**What is needed:** For the entries below, say how many lines hold the word "videresending", with the number as the only reply.

※

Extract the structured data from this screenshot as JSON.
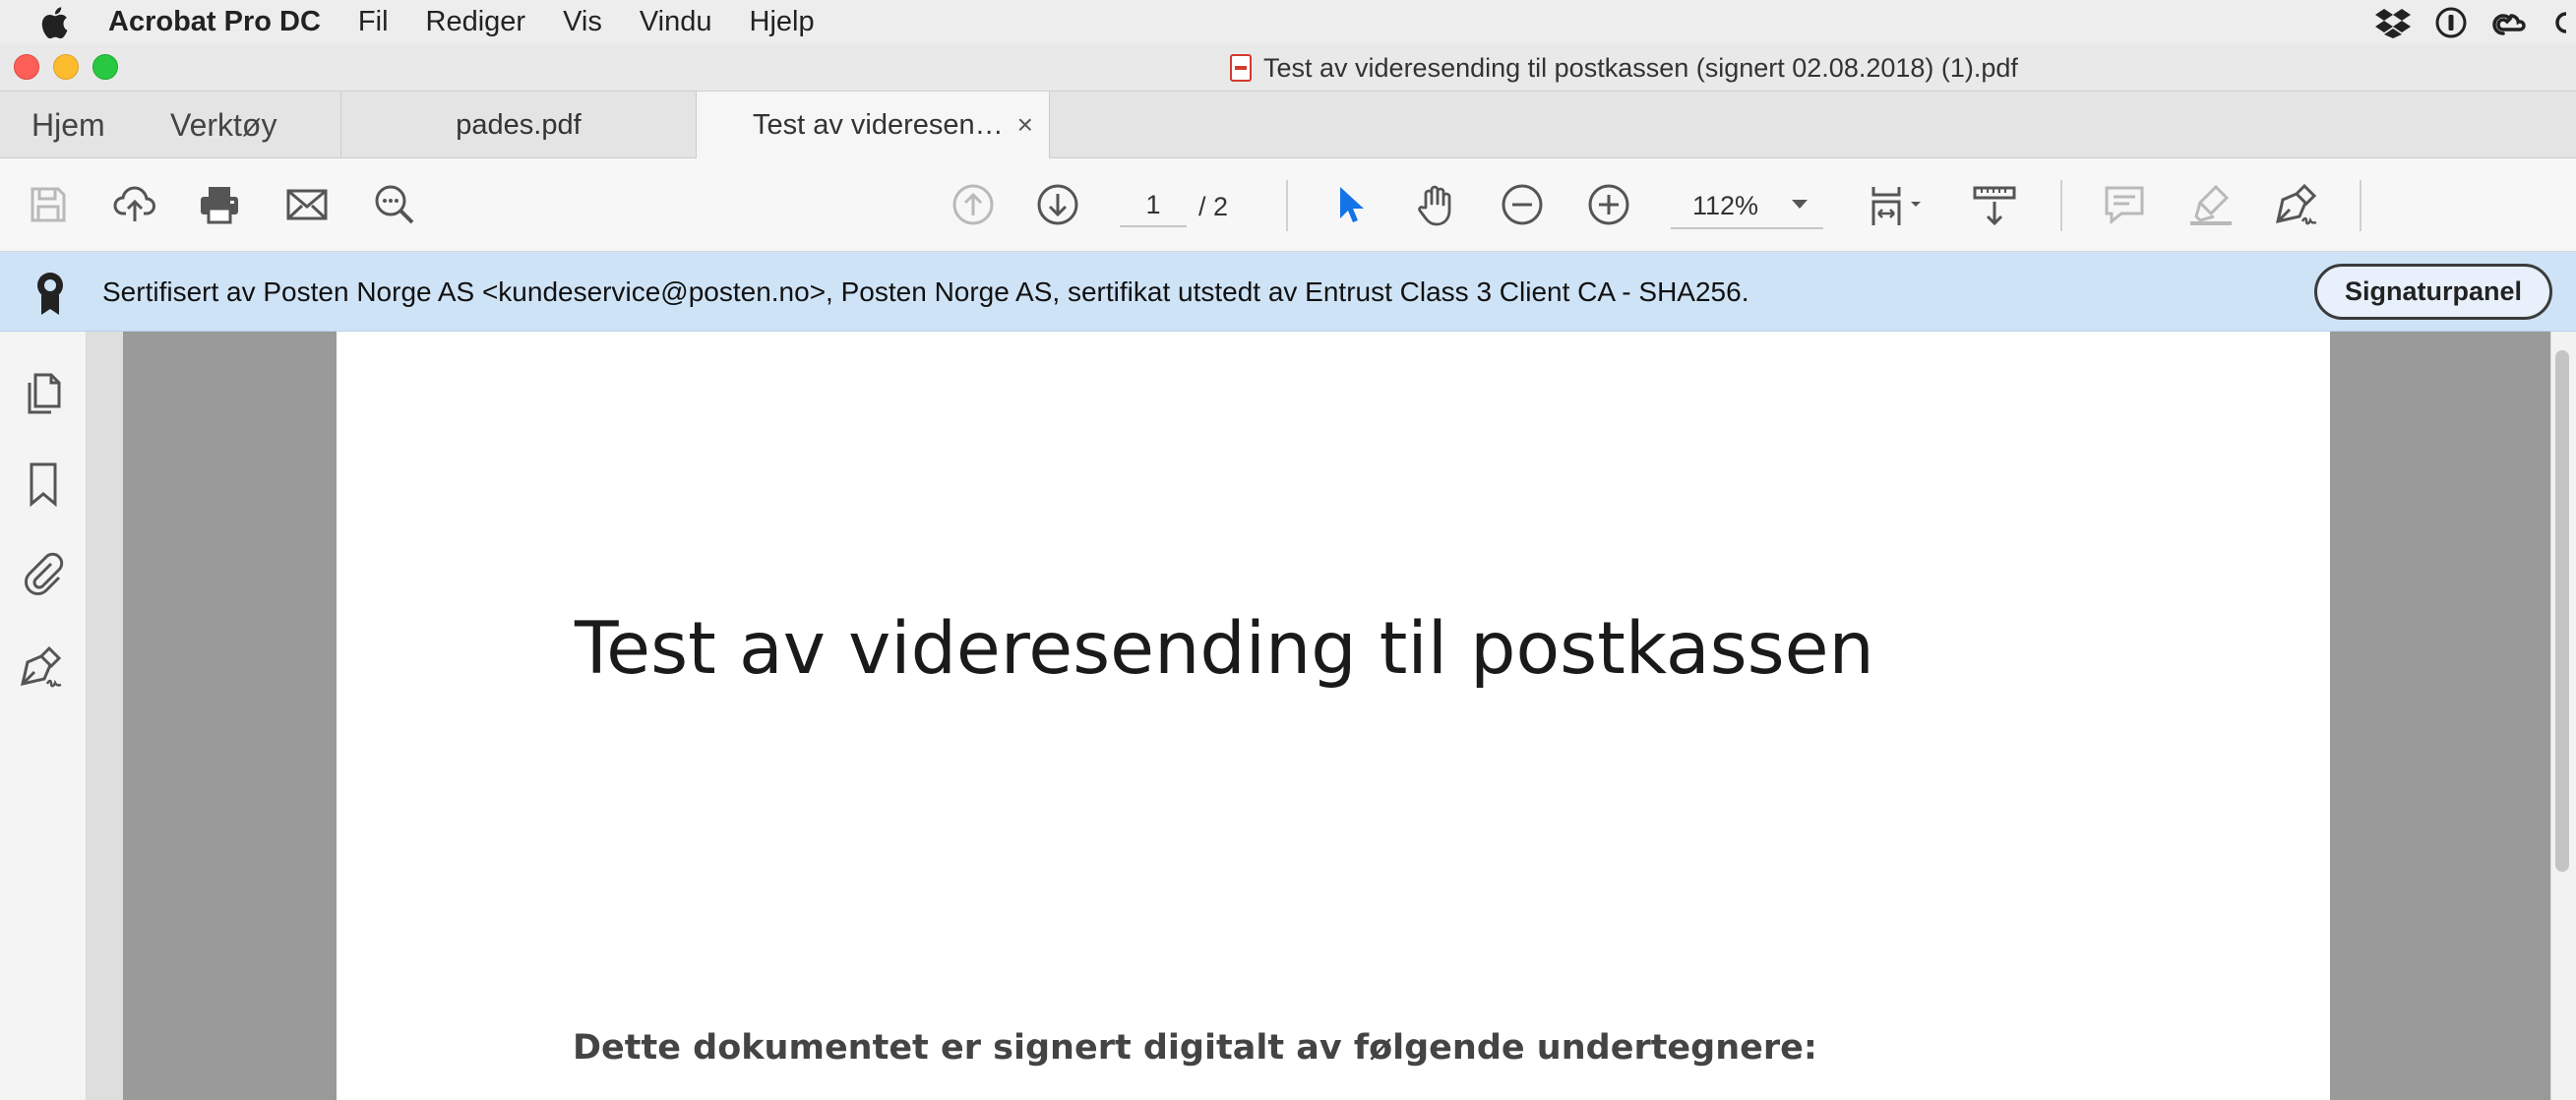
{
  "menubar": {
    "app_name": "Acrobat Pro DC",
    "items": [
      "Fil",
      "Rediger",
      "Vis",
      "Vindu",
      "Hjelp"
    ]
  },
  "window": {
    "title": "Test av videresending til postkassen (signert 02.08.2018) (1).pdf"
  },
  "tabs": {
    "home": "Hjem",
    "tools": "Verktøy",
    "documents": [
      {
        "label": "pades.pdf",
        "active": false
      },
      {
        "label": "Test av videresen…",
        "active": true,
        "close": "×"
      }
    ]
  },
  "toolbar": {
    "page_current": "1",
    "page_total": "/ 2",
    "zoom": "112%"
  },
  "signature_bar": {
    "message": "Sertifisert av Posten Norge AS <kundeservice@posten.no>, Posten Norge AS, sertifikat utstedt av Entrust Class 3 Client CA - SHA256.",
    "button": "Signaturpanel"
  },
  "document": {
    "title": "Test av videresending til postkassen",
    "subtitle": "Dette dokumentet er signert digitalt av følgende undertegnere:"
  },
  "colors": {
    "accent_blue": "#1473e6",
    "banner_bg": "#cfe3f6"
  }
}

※

**Completed exercise:** 2